That is all.
Kidding, but not fully.
Compared to Mark's other works (Broken Empire and Red Queen's War trilogies), Red Sister stands completely on its own and casts its own shadow on the genre. Never have I been so infatuated with a character such as Nona Grey and more interested in a school's teachings than with the Convent of Sweet Mercy. She is such a complex, yet simple character and you are on for the ride of your life with her story.
Much like the Harry Potter series (sorry, have to go there), the first book of the Red Sister trilogy takes place in a 'school' environment, along with teachers that are either loved or loathed, classmates who become friends or enemies, and lessons that are learned or ignored. But unlike Hogwarts, the students of Sweet Mercy are taught how to kill, and oft times ruthlessly. But before the killing begins, there must be a solid foundation of understanding the powers that are hidden and waiting to unfolded.
Though most of the novel takes place in the Convent, there is some world-building to be had, mostly through flashbacks and journeys. A map would've been useful but I'm sure we will get a better taste of the world in the sequel(s). There is also a magic system in place that takes a little time getting used to as it is complex yet fresh and riveting.
'There is, in the act of destruction, a beauty which we try to deny, and a joy which we cannot. Children build to knock down, and though we may grow around it, that need runs in us, deeper than our blood.
Violence is the language of destruction, flesh so often the subject, fragile, easy to break beyond repair, precious: what else would we burn to make the world take note?
Your death has not been waiting for your arrival at the appointed hour: it has, for all the years of your life, been racing towards you with a fierce velocity of time's arrow. It cannot be evaded, it cannot be bargained with, deflected or placated. All that is given to you is the choice: meet it with open eyes and peace in your heart, go gentle to your reward. Or burn bright, take up arms, and fight the bitch.'

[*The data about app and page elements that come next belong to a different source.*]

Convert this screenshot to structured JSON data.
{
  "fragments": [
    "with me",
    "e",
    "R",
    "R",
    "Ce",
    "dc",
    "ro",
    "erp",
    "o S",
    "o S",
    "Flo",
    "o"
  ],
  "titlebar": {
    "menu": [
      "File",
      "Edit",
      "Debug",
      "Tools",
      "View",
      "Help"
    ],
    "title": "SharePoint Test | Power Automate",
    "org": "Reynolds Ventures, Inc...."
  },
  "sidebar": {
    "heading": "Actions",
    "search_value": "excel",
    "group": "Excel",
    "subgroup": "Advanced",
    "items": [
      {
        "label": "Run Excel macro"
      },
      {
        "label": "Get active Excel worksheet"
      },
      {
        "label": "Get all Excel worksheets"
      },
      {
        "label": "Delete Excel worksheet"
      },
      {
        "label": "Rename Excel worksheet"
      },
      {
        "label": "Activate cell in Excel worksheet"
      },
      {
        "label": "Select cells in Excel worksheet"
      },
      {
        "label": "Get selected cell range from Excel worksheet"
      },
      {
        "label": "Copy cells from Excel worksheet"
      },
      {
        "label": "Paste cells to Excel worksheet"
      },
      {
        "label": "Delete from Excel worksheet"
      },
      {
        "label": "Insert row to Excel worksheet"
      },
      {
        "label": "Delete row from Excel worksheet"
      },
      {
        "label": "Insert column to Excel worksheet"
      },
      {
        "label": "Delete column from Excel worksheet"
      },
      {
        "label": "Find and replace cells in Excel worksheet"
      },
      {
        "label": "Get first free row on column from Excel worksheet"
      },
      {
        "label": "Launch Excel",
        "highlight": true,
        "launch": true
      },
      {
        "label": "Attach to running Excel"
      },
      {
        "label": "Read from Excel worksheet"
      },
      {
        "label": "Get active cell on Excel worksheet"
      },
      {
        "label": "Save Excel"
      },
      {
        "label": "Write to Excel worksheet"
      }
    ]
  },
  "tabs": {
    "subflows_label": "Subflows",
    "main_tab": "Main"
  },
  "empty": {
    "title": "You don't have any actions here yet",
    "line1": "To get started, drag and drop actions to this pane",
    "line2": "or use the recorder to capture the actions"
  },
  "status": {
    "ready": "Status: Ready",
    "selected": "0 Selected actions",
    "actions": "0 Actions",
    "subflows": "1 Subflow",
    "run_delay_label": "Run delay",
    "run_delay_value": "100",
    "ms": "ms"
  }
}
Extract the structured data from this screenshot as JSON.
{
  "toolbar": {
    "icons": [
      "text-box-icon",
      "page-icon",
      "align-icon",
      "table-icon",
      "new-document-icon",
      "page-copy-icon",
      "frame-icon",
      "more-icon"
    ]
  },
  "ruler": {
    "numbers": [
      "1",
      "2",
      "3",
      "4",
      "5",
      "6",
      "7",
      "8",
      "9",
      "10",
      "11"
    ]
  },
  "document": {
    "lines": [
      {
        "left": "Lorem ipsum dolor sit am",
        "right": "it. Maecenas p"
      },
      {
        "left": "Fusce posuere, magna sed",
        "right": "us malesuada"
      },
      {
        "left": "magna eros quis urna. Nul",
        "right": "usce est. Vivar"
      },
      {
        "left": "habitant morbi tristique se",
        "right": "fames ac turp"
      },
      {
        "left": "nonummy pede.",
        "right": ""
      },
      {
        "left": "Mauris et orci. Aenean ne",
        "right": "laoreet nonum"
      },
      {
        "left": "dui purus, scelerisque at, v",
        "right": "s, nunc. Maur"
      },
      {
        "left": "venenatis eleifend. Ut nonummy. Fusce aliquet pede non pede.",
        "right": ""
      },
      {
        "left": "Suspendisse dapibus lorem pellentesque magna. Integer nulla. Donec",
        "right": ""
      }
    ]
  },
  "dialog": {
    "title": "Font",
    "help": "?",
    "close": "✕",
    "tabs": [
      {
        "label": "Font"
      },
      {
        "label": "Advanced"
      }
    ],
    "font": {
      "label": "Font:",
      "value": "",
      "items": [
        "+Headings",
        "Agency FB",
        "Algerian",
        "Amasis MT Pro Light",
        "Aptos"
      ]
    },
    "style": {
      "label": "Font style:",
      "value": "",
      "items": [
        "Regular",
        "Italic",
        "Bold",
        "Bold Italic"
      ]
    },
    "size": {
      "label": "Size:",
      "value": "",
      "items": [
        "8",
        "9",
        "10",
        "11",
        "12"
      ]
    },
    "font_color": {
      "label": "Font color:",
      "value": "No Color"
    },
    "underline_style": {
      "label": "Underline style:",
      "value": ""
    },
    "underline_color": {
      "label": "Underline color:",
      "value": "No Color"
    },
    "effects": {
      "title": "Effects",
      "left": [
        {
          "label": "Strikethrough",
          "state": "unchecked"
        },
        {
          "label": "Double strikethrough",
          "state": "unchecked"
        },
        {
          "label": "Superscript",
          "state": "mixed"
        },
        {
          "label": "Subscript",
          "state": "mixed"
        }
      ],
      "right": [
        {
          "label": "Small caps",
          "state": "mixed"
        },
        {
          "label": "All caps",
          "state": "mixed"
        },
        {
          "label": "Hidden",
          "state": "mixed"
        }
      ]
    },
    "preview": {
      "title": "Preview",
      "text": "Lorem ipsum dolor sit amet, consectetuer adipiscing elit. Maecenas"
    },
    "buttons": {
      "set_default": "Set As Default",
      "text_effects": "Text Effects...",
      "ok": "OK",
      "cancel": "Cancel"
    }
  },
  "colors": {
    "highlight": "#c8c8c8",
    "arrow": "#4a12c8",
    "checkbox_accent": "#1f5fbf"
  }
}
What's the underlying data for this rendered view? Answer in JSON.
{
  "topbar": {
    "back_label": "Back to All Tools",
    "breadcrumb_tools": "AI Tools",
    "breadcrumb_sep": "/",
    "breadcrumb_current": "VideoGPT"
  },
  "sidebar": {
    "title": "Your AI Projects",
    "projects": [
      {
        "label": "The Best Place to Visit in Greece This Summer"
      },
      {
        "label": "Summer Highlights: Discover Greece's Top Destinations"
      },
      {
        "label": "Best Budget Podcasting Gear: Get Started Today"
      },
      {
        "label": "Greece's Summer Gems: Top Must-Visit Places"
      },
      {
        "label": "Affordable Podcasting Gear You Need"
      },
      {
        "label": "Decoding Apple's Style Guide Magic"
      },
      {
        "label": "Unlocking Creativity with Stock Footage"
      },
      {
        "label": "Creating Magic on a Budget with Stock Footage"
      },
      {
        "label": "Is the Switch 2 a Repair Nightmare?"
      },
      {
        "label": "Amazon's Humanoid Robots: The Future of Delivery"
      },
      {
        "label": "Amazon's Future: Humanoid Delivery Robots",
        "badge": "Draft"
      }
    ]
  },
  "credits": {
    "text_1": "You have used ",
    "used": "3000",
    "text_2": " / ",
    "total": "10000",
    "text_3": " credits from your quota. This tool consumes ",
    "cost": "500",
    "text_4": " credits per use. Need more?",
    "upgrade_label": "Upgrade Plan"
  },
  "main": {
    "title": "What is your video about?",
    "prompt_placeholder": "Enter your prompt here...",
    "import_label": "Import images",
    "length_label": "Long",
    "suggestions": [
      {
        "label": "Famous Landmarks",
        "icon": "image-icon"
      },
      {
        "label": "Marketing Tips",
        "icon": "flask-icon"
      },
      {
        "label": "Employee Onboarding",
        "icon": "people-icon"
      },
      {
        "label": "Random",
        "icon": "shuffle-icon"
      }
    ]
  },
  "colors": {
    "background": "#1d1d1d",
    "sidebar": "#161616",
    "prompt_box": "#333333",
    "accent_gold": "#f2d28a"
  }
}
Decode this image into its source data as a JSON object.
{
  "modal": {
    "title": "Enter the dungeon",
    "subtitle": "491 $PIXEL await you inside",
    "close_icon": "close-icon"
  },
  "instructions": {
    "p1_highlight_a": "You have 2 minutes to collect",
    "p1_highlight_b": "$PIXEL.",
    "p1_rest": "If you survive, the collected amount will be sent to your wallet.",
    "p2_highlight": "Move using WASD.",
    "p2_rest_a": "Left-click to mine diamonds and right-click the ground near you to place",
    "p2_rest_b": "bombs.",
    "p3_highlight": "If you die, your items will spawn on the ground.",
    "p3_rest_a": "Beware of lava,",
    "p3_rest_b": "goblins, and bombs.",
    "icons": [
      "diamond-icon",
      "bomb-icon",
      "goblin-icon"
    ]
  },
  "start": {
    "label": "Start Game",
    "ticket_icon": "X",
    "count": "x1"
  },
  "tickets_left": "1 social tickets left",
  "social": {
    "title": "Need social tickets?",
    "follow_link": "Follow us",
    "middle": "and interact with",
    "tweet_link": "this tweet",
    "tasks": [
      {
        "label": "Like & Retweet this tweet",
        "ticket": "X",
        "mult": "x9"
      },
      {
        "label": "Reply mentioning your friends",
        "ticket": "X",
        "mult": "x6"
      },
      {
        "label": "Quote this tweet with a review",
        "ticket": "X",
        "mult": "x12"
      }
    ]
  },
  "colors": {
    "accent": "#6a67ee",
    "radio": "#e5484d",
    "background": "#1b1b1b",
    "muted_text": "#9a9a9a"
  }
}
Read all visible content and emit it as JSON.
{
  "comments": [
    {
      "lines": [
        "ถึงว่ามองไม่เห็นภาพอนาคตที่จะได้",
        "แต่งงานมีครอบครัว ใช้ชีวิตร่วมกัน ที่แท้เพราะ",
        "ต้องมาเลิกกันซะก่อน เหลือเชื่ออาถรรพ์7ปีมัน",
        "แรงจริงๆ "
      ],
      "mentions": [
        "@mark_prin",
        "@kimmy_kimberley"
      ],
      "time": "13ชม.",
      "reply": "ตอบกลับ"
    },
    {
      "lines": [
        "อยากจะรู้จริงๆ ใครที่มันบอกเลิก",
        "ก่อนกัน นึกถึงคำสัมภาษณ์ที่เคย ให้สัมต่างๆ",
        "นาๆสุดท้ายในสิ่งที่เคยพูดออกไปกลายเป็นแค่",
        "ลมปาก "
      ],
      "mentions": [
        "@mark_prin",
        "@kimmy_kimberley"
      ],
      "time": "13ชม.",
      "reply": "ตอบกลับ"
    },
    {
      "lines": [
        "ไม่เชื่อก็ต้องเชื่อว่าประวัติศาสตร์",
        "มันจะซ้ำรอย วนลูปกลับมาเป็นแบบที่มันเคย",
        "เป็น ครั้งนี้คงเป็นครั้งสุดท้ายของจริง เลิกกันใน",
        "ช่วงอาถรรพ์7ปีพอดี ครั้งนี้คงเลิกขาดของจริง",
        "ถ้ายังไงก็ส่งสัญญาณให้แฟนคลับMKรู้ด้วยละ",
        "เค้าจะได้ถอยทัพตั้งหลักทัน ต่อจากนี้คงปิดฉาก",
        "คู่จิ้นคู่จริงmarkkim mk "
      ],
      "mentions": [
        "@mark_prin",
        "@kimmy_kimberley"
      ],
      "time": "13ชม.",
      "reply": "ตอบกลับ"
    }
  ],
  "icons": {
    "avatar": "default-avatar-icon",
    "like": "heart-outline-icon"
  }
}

Quotes like this are why I love reading Mark's novels. It's just, simply put, beautiful. His writing is exemplary, genius, and will have you constantly coming back for more. My favorite parts had to be the prologues and epilogue, as they give you just a subtle taste of what is to come. Mark's a tease but I'll deal with it while he continues to write wonderful novels.